- What to work on
Lines with "HyDE": state how many there are in the records below, and nothing else.

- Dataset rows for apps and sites

****************************************

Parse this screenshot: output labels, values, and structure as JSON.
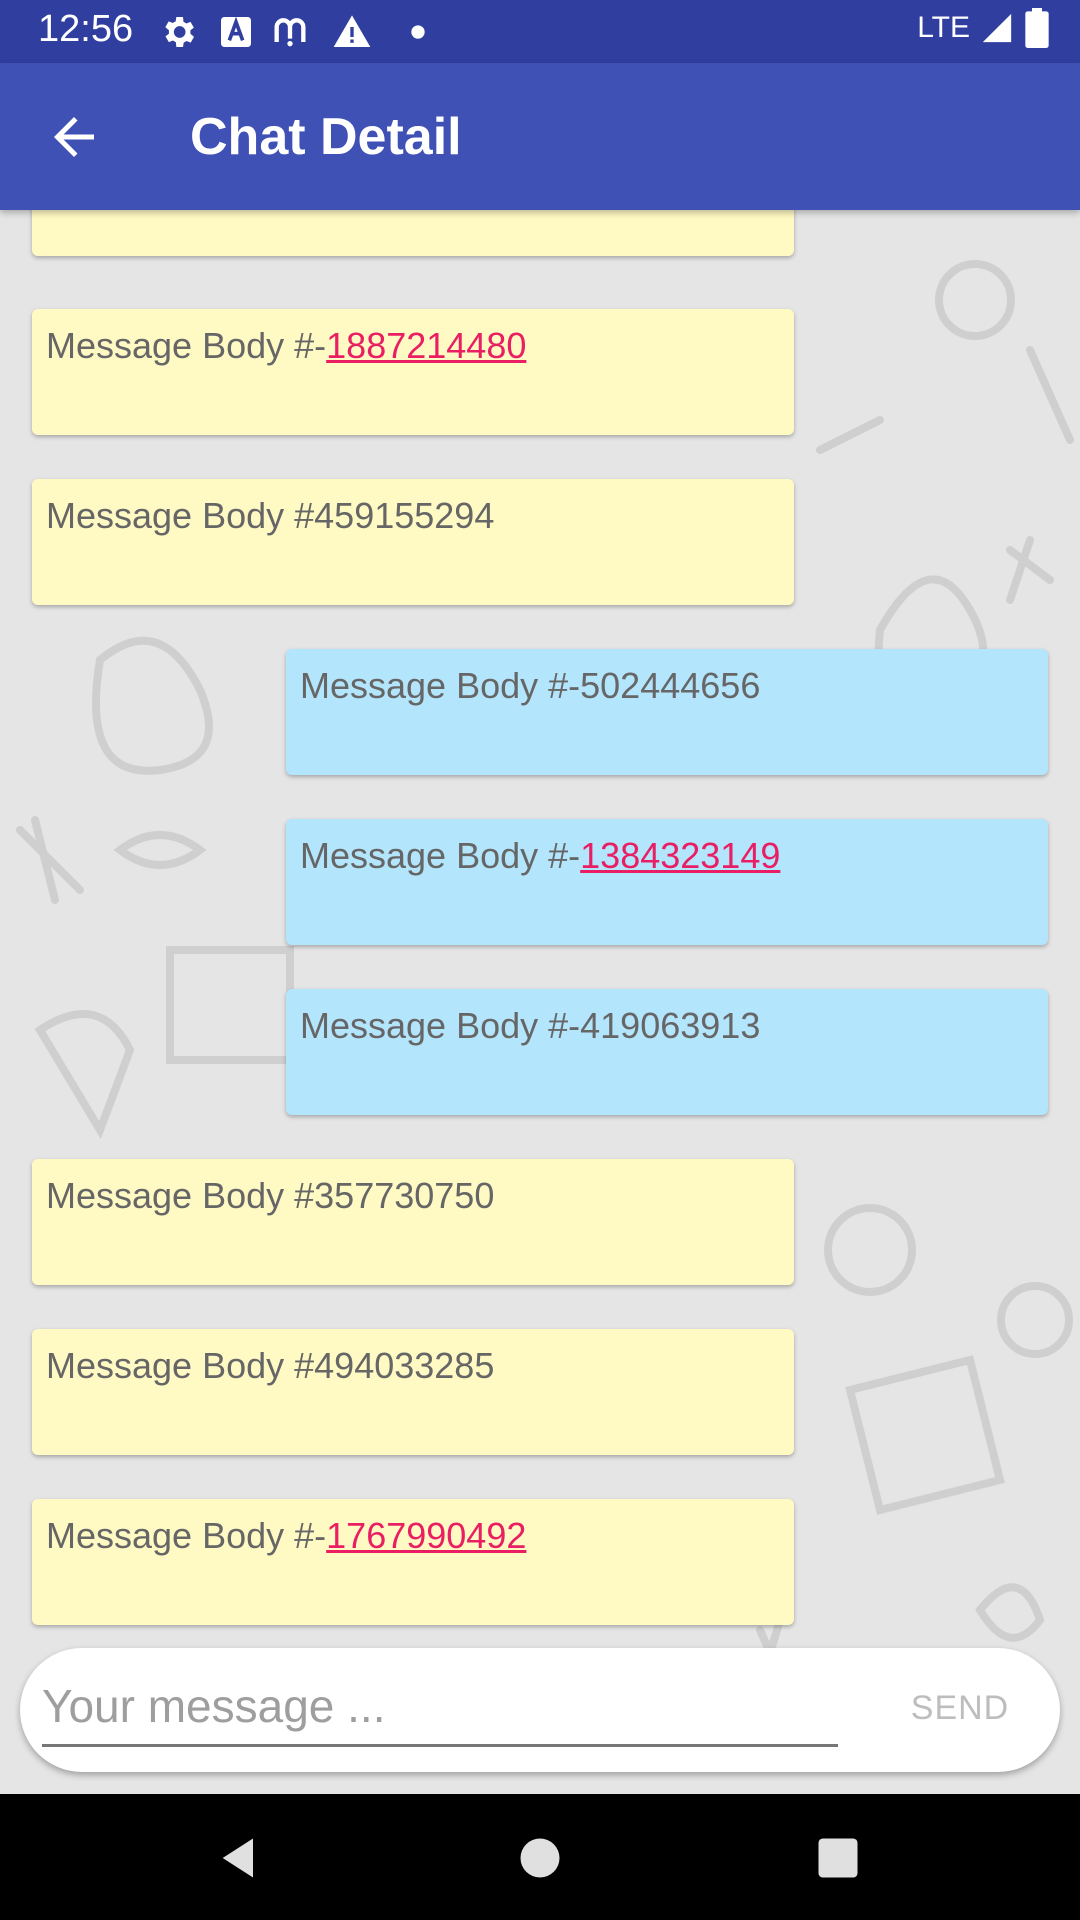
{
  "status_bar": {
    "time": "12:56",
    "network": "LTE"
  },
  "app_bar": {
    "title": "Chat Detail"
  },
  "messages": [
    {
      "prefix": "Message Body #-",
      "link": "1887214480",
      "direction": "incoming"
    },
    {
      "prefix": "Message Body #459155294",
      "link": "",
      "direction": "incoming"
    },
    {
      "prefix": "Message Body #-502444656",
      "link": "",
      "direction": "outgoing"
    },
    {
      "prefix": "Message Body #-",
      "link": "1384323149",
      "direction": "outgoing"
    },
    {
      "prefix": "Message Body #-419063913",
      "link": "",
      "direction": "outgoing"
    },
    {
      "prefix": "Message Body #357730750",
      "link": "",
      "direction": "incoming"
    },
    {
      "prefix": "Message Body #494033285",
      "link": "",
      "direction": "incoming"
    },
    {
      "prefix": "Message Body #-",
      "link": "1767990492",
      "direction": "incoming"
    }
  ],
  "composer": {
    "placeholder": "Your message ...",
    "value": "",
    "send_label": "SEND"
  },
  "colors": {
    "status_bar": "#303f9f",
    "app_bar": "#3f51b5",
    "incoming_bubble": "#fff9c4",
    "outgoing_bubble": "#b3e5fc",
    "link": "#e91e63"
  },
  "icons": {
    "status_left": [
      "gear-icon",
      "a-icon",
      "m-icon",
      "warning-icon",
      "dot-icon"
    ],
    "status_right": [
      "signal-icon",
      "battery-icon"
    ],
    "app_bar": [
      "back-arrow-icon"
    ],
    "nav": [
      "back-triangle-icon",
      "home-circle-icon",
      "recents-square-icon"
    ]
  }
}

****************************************

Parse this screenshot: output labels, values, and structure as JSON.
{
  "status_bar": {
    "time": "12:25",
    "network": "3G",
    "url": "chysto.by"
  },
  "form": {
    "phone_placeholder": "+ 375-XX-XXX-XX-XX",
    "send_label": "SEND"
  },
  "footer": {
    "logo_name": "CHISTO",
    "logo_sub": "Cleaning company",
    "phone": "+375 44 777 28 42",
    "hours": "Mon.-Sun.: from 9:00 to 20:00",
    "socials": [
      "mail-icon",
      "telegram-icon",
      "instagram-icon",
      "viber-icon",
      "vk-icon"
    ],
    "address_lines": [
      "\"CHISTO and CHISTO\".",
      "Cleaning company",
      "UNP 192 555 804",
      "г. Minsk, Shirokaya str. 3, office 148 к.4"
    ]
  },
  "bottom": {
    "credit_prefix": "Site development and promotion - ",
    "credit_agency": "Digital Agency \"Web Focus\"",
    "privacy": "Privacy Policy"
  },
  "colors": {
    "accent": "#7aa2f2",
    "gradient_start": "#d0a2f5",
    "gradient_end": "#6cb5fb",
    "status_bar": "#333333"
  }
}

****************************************

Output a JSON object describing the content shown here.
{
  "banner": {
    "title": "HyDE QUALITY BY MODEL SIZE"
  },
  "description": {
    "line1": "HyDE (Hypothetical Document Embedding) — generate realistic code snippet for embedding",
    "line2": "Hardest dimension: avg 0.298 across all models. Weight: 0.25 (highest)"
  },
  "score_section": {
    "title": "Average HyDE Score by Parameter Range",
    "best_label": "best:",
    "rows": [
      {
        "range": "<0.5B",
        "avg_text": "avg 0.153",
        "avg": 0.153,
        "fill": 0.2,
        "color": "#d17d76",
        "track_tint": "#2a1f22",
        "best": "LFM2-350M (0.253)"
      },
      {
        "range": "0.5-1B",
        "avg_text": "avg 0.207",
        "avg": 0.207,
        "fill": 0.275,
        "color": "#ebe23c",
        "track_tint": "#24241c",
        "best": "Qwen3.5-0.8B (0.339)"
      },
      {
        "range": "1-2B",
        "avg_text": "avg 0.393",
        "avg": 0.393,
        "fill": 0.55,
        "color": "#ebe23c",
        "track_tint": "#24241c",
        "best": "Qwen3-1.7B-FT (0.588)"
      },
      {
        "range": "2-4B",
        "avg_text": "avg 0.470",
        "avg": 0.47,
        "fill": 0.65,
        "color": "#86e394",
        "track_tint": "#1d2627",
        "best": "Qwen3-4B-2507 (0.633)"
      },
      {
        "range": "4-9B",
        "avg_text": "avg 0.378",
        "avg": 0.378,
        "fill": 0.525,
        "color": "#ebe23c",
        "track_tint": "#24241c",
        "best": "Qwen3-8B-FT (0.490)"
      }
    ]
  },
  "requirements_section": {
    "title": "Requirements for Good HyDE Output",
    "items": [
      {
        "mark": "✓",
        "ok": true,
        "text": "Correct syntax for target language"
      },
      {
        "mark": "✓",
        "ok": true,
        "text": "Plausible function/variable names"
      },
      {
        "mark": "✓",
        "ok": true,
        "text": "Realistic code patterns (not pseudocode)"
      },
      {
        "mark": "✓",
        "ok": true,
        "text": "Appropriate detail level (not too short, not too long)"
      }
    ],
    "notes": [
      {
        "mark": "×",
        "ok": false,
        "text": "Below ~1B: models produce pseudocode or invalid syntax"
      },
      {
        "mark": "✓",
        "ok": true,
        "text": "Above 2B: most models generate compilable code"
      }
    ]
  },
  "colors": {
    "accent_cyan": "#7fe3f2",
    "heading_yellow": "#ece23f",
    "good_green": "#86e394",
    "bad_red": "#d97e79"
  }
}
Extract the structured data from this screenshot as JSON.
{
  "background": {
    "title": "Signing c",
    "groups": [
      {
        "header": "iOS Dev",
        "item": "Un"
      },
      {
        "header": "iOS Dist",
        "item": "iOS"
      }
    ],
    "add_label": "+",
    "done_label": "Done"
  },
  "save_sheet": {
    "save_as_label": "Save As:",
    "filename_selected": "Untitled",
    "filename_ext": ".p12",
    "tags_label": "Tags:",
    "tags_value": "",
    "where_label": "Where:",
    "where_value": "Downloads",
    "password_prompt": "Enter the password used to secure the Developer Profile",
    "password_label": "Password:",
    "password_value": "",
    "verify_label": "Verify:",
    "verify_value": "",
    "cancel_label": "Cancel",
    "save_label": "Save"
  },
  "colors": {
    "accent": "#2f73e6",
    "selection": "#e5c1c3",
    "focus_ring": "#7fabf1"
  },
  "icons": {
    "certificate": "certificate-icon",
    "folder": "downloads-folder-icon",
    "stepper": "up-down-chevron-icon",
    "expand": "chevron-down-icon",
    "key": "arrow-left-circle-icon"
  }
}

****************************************

- Reply
4